- Work required -
Without any pictures, copy the records below once more, exactly as they are.

Excerpts from an interface dataset
┄┄┄┄┄┄

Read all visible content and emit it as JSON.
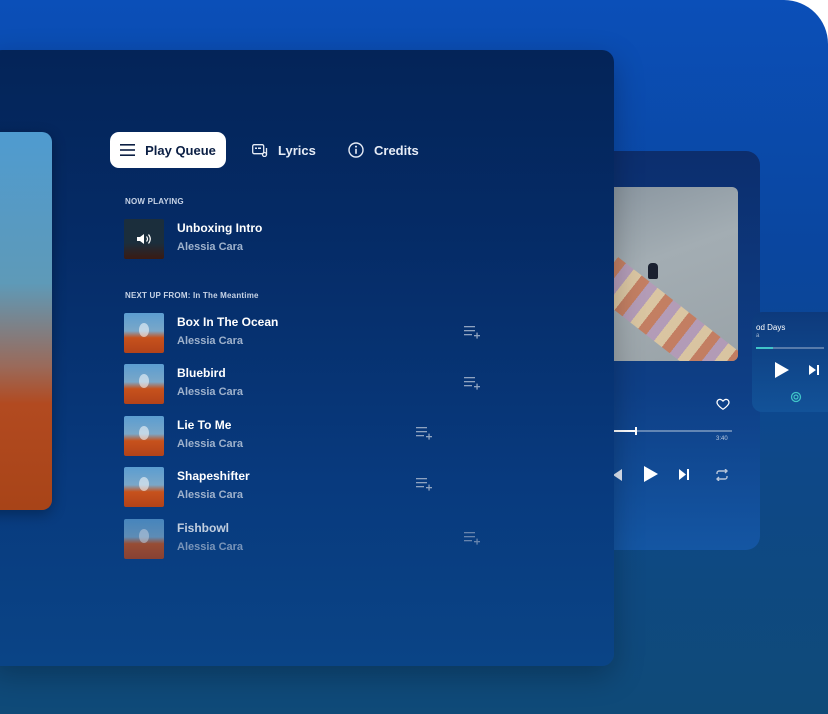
{
  "tabs": [
    {
      "label": "Play Queue",
      "icon": "list-icon",
      "active": true
    },
    {
      "label": "Lyrics",
      "icon": "lyrics-icon",
      "active": false
    },
    {
      "label": "Credits",
      "icon": "info-icon",
      "active": false
    }
  ],
  "now_playing": {
    "section_label": "NOW PLAYING",
    "title": "Unboxing Intro",
    "artist": "Alessia Cara",
    "icon": "speaker-icon"
  },
  "next_up": {
    "section_label": "NEXT UP FROM: In The Meantime",
    "tracks": [
      {
        "title": "Box In The Ocean",
        "artist": "Alessia Cara"
      },
      {
        "title": "Bluebird",
        "artist": "Alessia Cara"
      },
      {
        "title": "Lie To Me",
        "artist": "Alessia Cara"
      },
      {
        "title": "Shapeshifter",
        "artist": "Alessia Cara"
      },
      {
        "title": "Fishbowl",
        "artist": "Alessia Cara"
      }
    ]
  },
  "player": {
    "time_end": "3:40",
    "progress": 0.18
  },
  "mini_player": {
    "title": "od Days",
    "subtitle": "a",
    "progress": 0.25
  },
  "colors": {
    "accent": "#40c4c8",
    "panel": "#052b66",
    "active_tab_bg": "#ffffff"
  }
}
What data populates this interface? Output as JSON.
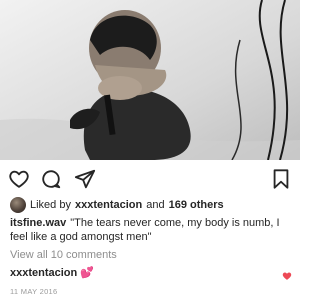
{
  "post": {
    "image_alt": "",
    "likes": {
      "prefix": "Liked by",
      "user": "xxxtentacion",
      "middle": "and",
      "others": "169 others"
    },
    "caption": {
      "username": "itsfine.wav",
      "text": "\"The tears never come, my body is numb, I feel like a god amongst men\""
    },
    "view_all_comments": "View all 10 comments",
    "comments": [
      {
        "username": "xxxtentacion",
        "text": "💕",
        "liked": true
      }
    ],
    "date": "11 MAY 2016"
  },
  "icons": {
    "like": "heart-outline-icon",
    "comment": "comment-bubble-icon",
    "share": "paper-plane-icon",
    "save": "bookmark-icon",
    "comment_like": "heart-filled-icon"
  },
  "colors": {
    "text": "#262626",
    "muted": "#8e8e8e",
    "like_red": "#ed4956",
    "emoji_pink": "#e040a0"
  }
}
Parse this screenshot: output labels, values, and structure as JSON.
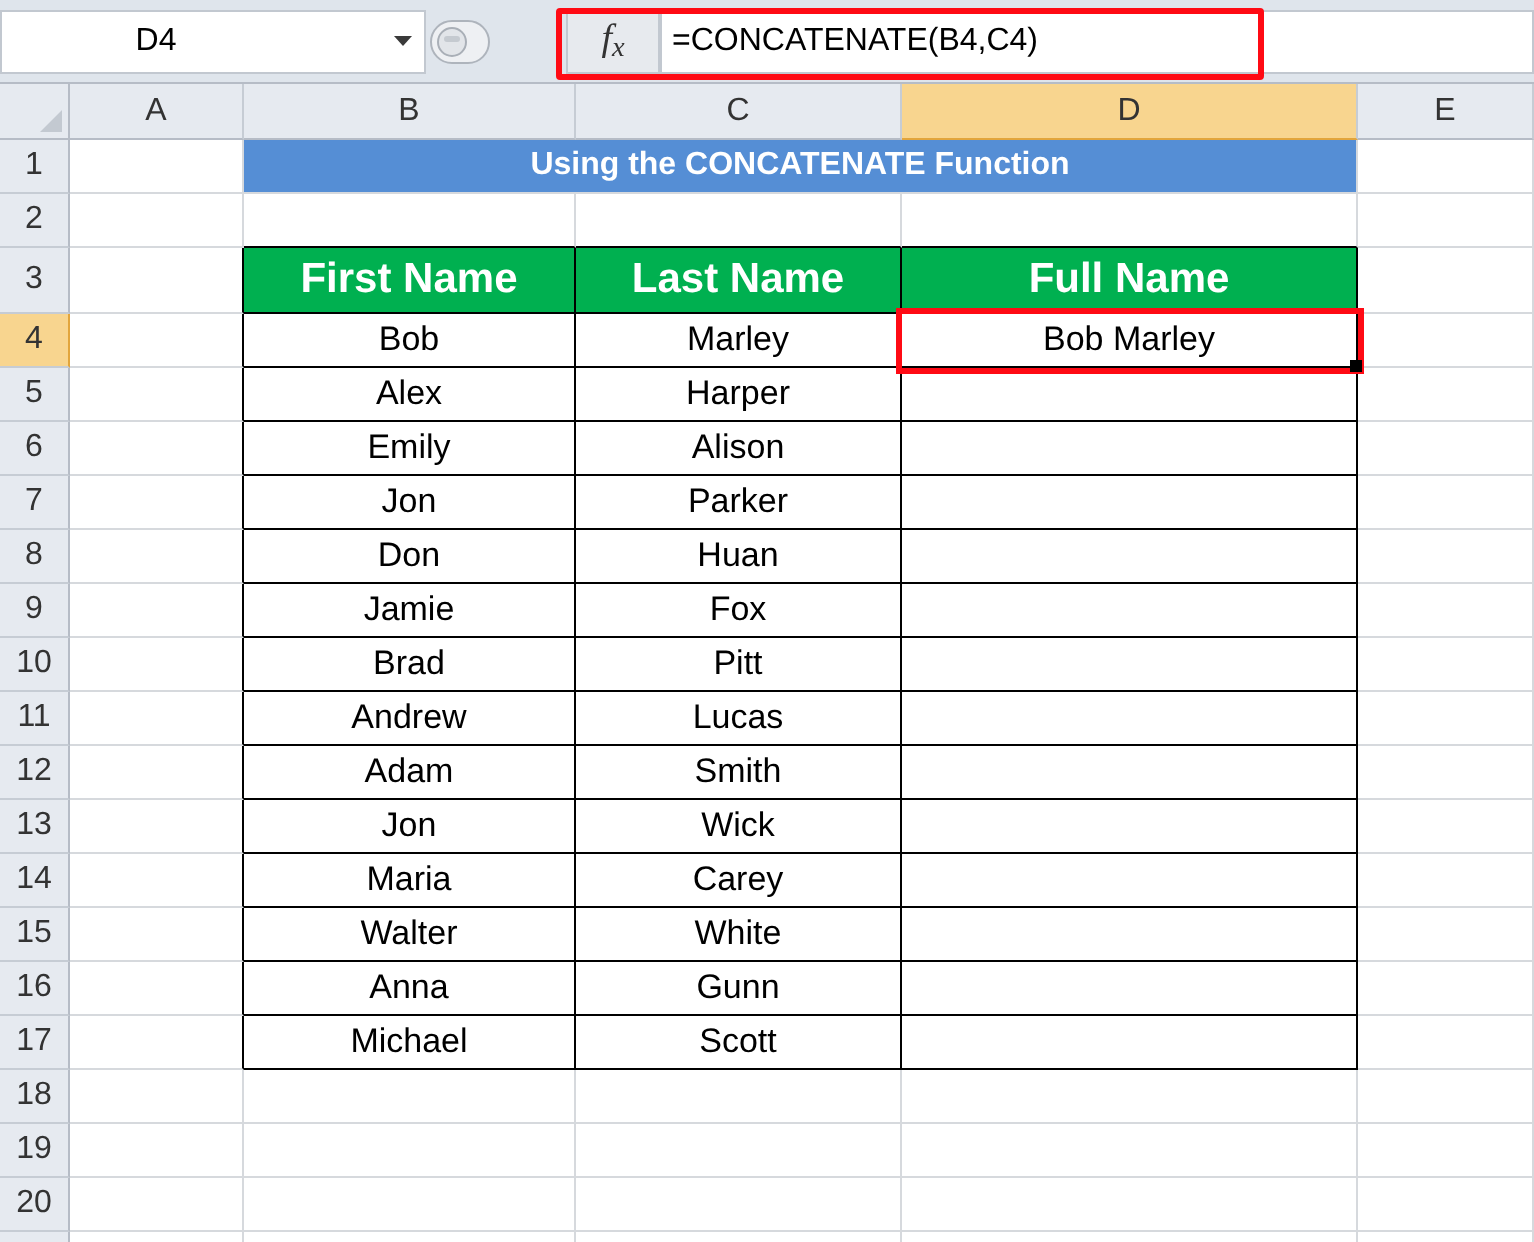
{
  "name_box": {
    "value": "D4"
  },
  "formula_bar": {
    "function_button": "f$_{x}$",
    "formula": "=CONCATENATE(B4,C4)",
    "highlighted": true
  },
  "column_headers": [
    {
      "label": "A",
      "selected": false
    },
    {
      "label": "B",
      "selected": false
    },
    {
      "label": "C",
      "selected": false
    },
    {
      "label": "D",
      "selected": true
    },
    {
      "label": "E",
      "selected": false
    }
  ],
  "row_headers": [
    {
      "label": "1",
      "selected": false
    },
    {
      "label": "2",
      "selected": false
    },
    {
      "label": "3",
      "selected": false
    },
    {
      "label": "4",
      "selected": true
    },
    {
      "label": "5",
      "selected": false
    },
    {
      "label": "6",
      "selected": false
    },
    {
      "label": "7",
      "selected": false
    },
    {
      "label": "8",
      "selected": false
    },
    {
      "label": "9",
      "selected": false
    },
    {
      "label": "10",
      "selected": false
    },
    {
      "label": "11",
      "selected": false
    },
    {
      "label": "12",
      "selected": false
    },
    {
      "label": "13",
      "selected": false
    },
    {
      "label": "14",
      "selected": false
    },
    {
      "label": "15",
      "selected": false
    },
    {
      "label": "16",
      "selected": false
    },
    {
      "label": "17",
      "selected": false
    },
    {
      "label": "18",
      "selected": false
    },
    {
      "label": "19",
      "selected": false
    },
    {
      "label": "20",
      "selected": false
    }
  ],
  "title": "Using the CONCATENATE Function",
  "table": {
    "columns": [
      "First Name",
      "Last Name",
      "Full Name"
    ],
    "rows": [
      {
        "first_name": "Bob",
        "last_name": "Marley",
        "full_name": "Bob Marley",
        "selected": true
      },
      {
        "first_name": "Alex",
        "last_name": "Harper",
        "selected": false
      },
      {
        "first_name": "Emily",
        "last_name": "Alison",
        "selected": false
      },
      {
        "first_name": "Jon",
        "last_name": "Parker",
        "selected": false
      },
      {
        "first_name": "Don",
        "last_name": "Huan",
        "selected": false
      },
      {
        "first_name": "Jamie",
        "last_name": "Fox",
        "selected": false
      },
      {
        "first_name": "Brad",
        "last_name": "Pitt",
        "selected": false
      },
      {
        "first_name": "Andrew",
        "last_name": "Lucas",
        "selected": false
      },
      {
        "first_name": "Adam",
        "last_name": "Smith",
        "selected": false
      },
      {
        "first_name": "Jon",
        "last_name": "Wick",
        "selected": false
      },
      {
        "first_name": "Maria",
        "last_name": "Carey",
        "selected": false
      },
      {
        "first_name": "Walter",
        "last_name": "White",
        "selected": false
      },
      {
        "first_name": "Anna",
        "last_name": "Gunn",
        "selected": false
      },
      {
        "first_name": "Michael",
        "last_name": "Scott",
        "selected": false
      }
    ]
  }
}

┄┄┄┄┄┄

- Solution to this problem -
Read all visible content and emit it as JSON.
{
  "tabs": [
    {
      "label": "Play Queue",
      "icon": "list-icon",
      "active": true
    },
    {
      "label": "Lyrics",
      "icon": "lyrics-icon",
      "active": false
    },
    {
      "label": "Credits",
      "icon": "info-icon",
      "active": false
    }
  ],
  "now_playing": {
    "section_label": "NOW PLAYING",
    "title": "Unboxing Intro",
    "artist": "Alessia Cara",
    "icon": "speaker-icon"
  },
  "next_up": {
    "section_label": "NEXT UP FROM: In The Meantime",
    "tracks": [
      {
        "title": "Box In The Ocean",
        "artist": "Alessia Cara"
      },
      {
        "title": "Bluebird",
        "artist": "Alessia Cara"
      },
      {
        "title": "Lie To Me",
        "artist": "Alessia Cara"
      },
      {
        "title": "Shapeshifter",
        "artist": "Alessia Cara"
      },
      {
        "title": "Fishbowl",
        "artist": "Alessia Cara"
      }
    ]
  },
  "player": {
    "time_end": "3:40",
    "progress": 0.18
  },
  "mini_player": {
    "title": "od Days",
    "subtitle": "a",
    "progress": 0.25
  },
  "colors": {
    "accent": "#40c4c8",
    "panel": "#052b66",
    "active_tab_bg": "#ffffff"
  }
}
What data populates this interface? Output as JSON.
{
  "post": {
    "image_alt": "",
    "likes": {
      "prefix": "Liked by",
      "user": "xxxtentacion",
      "middle": "and",
      "others": "169 others"
    },
    "caption": {
      "username": "itsfine.wav",
      "text": "\"The tears never come, my body is numb, I feel like a god amongst men\""
    },
    "view_all_comments": "View all 10 comments",
    "comments": [
      {
        "username": "xxxtentacion",
        "text": "💕",
        "liked": true
      }
    ],
    "date": "11 MAY 2016"
  },
  "icons": {
    "like": "heart-outline-icon",
    "comment": "comment-bubble-icon",
    "share": "paper-plane-icon",
    "save": "bookmark-icon",
    "comment_like": "heart-filled-icon"
  },
  "colors": {
    "text": "#262626",
    "muted": "#8e8e8e",
    "like_red": "#ed4956",
    "emoji_pink": "#e040a0"
  }
}
Parse this screenshot: output labels, values, and structure as JSON.
{
  "name_box": {
    "value": "D4"
  },
  "formula_bar": {
    "function_button": "f$_{x}$",
    "formula": "=CONCATENATE(B4,C4)",
    "highlighted": true
  },
  "column_headers": [
    {
      "label": "A",
      "selected": false
    },
    {
      "label": "B",
      "selected": false
    },
    {
      "label": "C",
      "selected": false
    },
    {
      "label": "D",
      "selected": true
    },
    {
      "label": "E",
      "selected": false
    }
  ],
  "row_headers": [
    {
      "label": "1",
      "selected": false
    },
    {
      "label": "2",
      "selected": false
    },
    {
      "label": "3",
      "selected": false
    },
    {
      "label": "4",
      "selected": true
    },
    {
      "label": "5",
      "selected": false
    },
    {
      "label": "6",
      "selected": false
    },
    {
      "label": "7",
      "selected": false
    },
    {
      "label": "8",
      "selected": false
    },
    {
      "label": "9",
      "selected": false
    },
    {
      "label": "10",
      "selected": false
    },
    {
      "label": "11",
      "selected": false
    },
    {
      "label": "12",
      "selected": false
    },
    {
      "label": "13",
      "selected": false
    },
    {
      "label": "14",
      "selected": false
    },
    {
      "label": "15",
      "selected": false
    },
    {
      "label": "16",
      "selected": false
    },
    {
      "label": "17",
      "selected": false
    },
    {
      "label": "18",
      "selected": false
    },
    {
      "label": "19",
      "selected": false
    },
    {
      "label": "20",
      "selected": false
    }
  ],
  "title": "Using the CONCATENATE Function",
  "table": {
    "columns": [
      "First Name",
      "Last Name",
      "Full Name"
    ],
    "rows": [
      {
        "first_name": "Bob",
        "last_name": "Marley",
        "full_name": "Bob Marley",
        "selected": true
      },
      {
        "first_name": "Alex",
        "last_name": "Harper",
        "selected": false
      },
      {
        "first_name": "Emily",
        "last_name": "Alison",
        "selected": false
      },
      {
        "first_name": "Jon",
        "last_name": "Parker",
        "selected": false
      },
      {
        "first_name": "Don",
        "last_name": "Huan",
        "selected": false
      },
      {
        "first_name": "Jamie",
        "last_name": "Fox",
        "selected": false
      },
      {
        "first_name": "Brad",
        "last_name": "Pitt",
        "selected": false
      },
      {
        "first_name": "Andrew",
        "last_name": "Lucas",
        "selected": false
      },
      {
        "first_name": "Adam",
        "last_name": "Smith",
        "selected": false
      },
      {
        "first_name": "Jon",
        "last_name": "Wick",
        "selected": false
      },
      {
        "first_name": "Maria",
        "last_name": "Carey",
        "selected": false
      },
      {
        "first_name": "Walter",
        "last_name": "White",
        "selected": false
      },
      {
        "first_name": "Anna",
        "last_name": "Gunn",
        "selected": false
      },
      {
        "first_name": "Michael",
        "last_name": "Scott",
        "selected": false
      }
    ]
  }
}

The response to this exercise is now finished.